■ TASK DETAILS: Please repeat each line below exactly, with no images in the copy.

[[ DATA SUPPLIED, beginning ]]

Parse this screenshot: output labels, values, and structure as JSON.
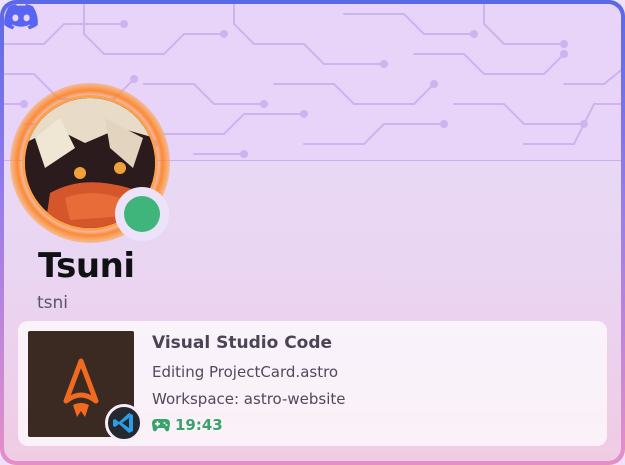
{
  "profile": {
    "display_name": "Tsuni",
    "username": "tsni",
    "status": "online",
    "status_color": "#3fb47b"
  },
  "brand": {
    "logo": "discord-icon",
    "color": "#5865f2"
  },
  "activity": {
    "app_name": "Visual Studio Code",
    "details": "Editing ProjectCard.astro",
    "state": "Workspace: astro-website",
    "elapsed": "19:43",
    "large_image_icon": "astro-icon",
    "small_image_icon": "vscode-icon",
    "game_icon": "gamepad-icon"
  },
  "colors": {
    "accent_top": "#5b68e6",
    "accent_bottom": "#e68fc6",
    "elapsed_green": "#3aa36c"
  }
}
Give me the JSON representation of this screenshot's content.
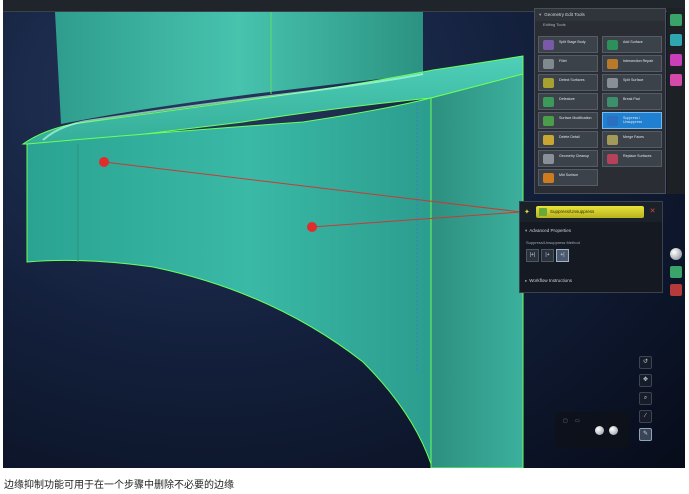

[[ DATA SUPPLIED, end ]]

■ FINAL ANSWER:
Parse this screenshot: output labels, values, and structure as JSON.
{
  "profile": {
    "display_name": "Tsuni",
    "username": "tsni",
    "status": "online",
    "status_color": "#3fb47b"
  },
  "brand": {
    "logo": "discord-icon",
    "color": "#5865f2"
  },
  "activity": {
    "app_name": "Visual Studio Code",
    "details": "Editing ProjectCard.astro",
    "state": "Workspace: astro-website",
    "elapsed": "19:43",
    "large_image_icon": "astro-icon",
    "small_image_icon": "vscode-icon",
    "game_icon": "gamepad-icon"
  },
  "colors": {
    "accent_top": "#5b68e6",
    "accent_bottom": "#e68fc6",
    "elapsed_green": "#3aa36c"
  }
}
Give me the JSON representation of this screenshot's content.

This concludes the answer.